Yinka Shonibare and Wax Print
The work of Yinka Shonibare CBE (RA) is instantly recognisable by his characteristic use of African Wax print. Through his work in painting, sculpture, photography, film and installation, the British-Nigerian artist examines race, class and the construction of cultural identity through incisive political commentary on the tangled interrelationship between Africa and Europe, and their respective economic and political histories. Alongside the brightly coloured wax print fabric, he uses wry citations of Western art history and literature to question the validity of contemporary cultural and national identities.
Image: Yinka Shonibare, The British Library, 2014 © Yinka Shonibare CBE
A constant thread throughout his practice has been the use of Dutch, or ‘African’ Wax print - a brightly coloured and patterned fabric that is created by dyeing the fabric with a wax-resist. On the one hand, Shonibare makes use of the fabric for its distinctive and symbolic link to West African societies and culture.

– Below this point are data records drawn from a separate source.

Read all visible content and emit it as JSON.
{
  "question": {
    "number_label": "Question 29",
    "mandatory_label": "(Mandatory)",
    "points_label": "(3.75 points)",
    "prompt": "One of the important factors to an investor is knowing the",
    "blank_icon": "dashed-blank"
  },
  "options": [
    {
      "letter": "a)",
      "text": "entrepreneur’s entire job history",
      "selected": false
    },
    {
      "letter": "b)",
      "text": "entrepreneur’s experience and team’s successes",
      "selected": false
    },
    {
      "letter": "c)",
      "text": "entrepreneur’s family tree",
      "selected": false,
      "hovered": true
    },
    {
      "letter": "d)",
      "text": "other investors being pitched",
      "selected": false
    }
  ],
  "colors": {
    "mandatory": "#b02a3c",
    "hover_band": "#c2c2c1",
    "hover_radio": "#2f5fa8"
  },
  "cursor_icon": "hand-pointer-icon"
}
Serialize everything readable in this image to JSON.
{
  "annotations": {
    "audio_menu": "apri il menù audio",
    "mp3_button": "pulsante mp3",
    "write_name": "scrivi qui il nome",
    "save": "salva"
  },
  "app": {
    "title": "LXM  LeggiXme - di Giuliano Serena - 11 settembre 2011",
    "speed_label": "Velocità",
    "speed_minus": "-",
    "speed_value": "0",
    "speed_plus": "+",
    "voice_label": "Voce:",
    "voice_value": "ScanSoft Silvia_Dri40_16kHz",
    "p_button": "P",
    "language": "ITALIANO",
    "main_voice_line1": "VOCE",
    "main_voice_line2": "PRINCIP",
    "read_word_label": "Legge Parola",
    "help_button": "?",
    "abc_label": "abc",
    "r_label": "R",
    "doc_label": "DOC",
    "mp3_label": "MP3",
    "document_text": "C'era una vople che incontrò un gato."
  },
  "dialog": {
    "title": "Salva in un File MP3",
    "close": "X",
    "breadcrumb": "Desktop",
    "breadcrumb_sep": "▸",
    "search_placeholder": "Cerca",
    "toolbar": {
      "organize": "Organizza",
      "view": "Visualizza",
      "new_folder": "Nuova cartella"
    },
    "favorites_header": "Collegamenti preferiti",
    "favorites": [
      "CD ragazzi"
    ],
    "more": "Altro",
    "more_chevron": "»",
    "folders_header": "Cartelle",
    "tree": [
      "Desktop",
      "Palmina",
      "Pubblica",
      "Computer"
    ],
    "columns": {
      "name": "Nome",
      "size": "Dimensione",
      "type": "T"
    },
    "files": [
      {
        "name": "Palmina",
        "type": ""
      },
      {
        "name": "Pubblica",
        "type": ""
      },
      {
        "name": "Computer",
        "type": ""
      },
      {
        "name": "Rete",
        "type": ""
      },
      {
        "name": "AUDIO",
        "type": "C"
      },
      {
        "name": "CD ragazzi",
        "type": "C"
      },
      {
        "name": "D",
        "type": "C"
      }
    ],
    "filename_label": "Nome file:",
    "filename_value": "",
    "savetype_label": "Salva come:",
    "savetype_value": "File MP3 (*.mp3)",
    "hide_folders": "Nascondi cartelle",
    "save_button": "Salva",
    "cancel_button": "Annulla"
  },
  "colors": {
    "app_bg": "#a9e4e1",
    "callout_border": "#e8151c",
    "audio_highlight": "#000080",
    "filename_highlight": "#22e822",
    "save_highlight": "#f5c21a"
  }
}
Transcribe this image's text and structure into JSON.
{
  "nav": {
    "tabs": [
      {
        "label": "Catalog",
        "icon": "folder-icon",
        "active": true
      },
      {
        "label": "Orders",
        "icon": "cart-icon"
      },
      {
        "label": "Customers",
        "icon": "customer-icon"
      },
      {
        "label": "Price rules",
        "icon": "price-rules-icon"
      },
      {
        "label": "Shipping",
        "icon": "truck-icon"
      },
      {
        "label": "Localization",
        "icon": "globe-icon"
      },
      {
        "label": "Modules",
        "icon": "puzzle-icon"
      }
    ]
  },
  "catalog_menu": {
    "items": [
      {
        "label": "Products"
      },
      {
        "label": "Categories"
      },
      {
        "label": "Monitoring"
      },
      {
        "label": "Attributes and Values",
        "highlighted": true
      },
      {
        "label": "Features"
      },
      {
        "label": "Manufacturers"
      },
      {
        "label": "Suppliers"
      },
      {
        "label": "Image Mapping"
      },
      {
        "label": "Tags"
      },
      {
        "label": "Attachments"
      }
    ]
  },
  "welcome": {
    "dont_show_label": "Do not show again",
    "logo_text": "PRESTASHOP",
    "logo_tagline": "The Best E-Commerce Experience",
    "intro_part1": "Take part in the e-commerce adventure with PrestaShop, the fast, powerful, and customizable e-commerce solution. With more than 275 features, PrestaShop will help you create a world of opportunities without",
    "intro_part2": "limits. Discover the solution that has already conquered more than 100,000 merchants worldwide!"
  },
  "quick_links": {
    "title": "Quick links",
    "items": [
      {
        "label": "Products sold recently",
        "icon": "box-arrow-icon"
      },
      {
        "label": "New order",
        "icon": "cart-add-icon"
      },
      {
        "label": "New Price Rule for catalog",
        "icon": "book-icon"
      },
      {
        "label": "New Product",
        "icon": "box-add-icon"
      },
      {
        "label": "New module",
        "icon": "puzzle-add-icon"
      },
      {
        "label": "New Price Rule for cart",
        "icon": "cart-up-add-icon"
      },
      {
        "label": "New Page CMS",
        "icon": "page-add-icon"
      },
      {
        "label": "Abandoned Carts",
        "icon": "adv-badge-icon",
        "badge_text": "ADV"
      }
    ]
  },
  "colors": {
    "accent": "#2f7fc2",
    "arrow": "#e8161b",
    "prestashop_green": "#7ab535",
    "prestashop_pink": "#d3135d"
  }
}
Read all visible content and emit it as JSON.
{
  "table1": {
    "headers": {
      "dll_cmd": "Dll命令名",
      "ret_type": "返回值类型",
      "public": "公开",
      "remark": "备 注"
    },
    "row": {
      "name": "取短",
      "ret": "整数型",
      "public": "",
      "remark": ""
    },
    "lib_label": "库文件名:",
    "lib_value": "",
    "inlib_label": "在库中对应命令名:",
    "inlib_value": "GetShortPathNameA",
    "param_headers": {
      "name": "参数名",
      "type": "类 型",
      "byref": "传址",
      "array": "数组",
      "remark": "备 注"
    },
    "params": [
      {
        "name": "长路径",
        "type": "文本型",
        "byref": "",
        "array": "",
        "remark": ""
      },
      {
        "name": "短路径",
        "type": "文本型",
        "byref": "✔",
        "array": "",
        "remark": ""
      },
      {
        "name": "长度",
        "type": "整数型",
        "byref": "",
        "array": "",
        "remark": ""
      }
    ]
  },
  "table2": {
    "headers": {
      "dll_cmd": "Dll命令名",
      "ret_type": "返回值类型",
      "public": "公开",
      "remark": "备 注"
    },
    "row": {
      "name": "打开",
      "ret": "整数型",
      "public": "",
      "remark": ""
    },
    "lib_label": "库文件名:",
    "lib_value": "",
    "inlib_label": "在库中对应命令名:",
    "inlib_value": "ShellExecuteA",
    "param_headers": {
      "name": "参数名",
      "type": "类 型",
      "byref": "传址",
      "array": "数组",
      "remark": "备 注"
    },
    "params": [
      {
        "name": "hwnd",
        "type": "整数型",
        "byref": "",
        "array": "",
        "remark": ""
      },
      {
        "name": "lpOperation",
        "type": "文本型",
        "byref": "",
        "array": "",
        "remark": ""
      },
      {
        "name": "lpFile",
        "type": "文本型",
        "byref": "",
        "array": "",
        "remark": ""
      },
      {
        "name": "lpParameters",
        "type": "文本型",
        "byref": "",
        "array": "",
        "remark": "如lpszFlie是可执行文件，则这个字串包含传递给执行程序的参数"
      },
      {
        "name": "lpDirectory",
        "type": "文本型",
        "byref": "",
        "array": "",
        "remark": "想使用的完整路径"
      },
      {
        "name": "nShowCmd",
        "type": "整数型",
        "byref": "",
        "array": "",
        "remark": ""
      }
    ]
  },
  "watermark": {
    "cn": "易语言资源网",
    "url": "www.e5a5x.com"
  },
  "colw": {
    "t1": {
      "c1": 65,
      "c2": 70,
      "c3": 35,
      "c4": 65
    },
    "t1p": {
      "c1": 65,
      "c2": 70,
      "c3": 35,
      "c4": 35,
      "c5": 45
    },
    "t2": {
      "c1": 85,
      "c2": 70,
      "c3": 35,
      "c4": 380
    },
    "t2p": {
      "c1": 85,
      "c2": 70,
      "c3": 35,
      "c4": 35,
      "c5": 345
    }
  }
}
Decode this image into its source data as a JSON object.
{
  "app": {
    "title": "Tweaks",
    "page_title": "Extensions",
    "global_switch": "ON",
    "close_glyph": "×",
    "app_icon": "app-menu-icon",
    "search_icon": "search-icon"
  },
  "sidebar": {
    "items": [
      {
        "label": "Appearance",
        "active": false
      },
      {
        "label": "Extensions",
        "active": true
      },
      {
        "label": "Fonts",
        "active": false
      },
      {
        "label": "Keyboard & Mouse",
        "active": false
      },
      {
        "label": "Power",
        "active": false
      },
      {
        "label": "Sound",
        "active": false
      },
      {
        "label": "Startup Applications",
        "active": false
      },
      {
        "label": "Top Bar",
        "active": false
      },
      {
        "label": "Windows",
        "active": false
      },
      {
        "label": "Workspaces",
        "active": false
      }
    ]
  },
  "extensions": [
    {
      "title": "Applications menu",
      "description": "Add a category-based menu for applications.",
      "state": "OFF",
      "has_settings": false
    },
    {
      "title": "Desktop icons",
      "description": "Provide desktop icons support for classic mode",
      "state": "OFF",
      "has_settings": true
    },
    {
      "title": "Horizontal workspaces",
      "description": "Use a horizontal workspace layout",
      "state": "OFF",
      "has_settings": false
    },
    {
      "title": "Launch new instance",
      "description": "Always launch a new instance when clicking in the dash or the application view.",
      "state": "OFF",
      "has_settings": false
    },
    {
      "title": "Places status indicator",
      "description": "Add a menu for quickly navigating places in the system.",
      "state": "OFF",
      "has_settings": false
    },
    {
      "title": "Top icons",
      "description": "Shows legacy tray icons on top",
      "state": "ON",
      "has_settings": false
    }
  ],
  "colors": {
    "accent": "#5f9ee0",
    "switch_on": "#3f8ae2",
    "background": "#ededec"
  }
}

However, he is also drawn to the fabric for its complex, multi-cultural history; it was first mass-produced in Holland, inspired by Indonesian Batik designs, and then sold on to West Africa in the 19th century from Europe where, to be a commercial success, it needed to reflect African tastes, aesthetics, proverbs, culture and patronage. Now the fabric is prolific across West Africa and is an important typical expression of African culture and national identity. The entangled history gives the fabric a complexity which Shonibare relates to his own identity, as both British and African, highlighting how cultural signifiers are never as straightforward as they might seem. Shonibare writes, “I’m very interested in the colonial relationships between Africa and Europe, and the fabrics have become a metaphor for that.”
Image: Yinka Shonibare RA, Party Time: Re-imagine America, 2008. Nine lifesize fibreglass mannequins, Dutch wax printed cotton textile, leather boots, table, eight chairs, and other mixed media. © The Newark Museum of Art
In many of his sculptures, such as Party Time: Re-Imagine America (2008), Shonibare pairs African Wax print fabric with victorian-style costumes for his mannequins. This hybridisation serves to highlight British colonial history and its role in the dissemination of wax print fabric to West Africa. However, the bold, bright patterns that swathe the mannequins subvert these relationships and instead form a riotous celebration of multicultural identity.On Wednesday 7 April we will be hosting an evening of virtual discussion on African Wax Print, followed by a screening of Aiwan Obinyan’s documentary film Wax Print. To find out more about the event and to book tickets, visit the talk page: Wax Print, Film Screening by Aiwan Obinyan.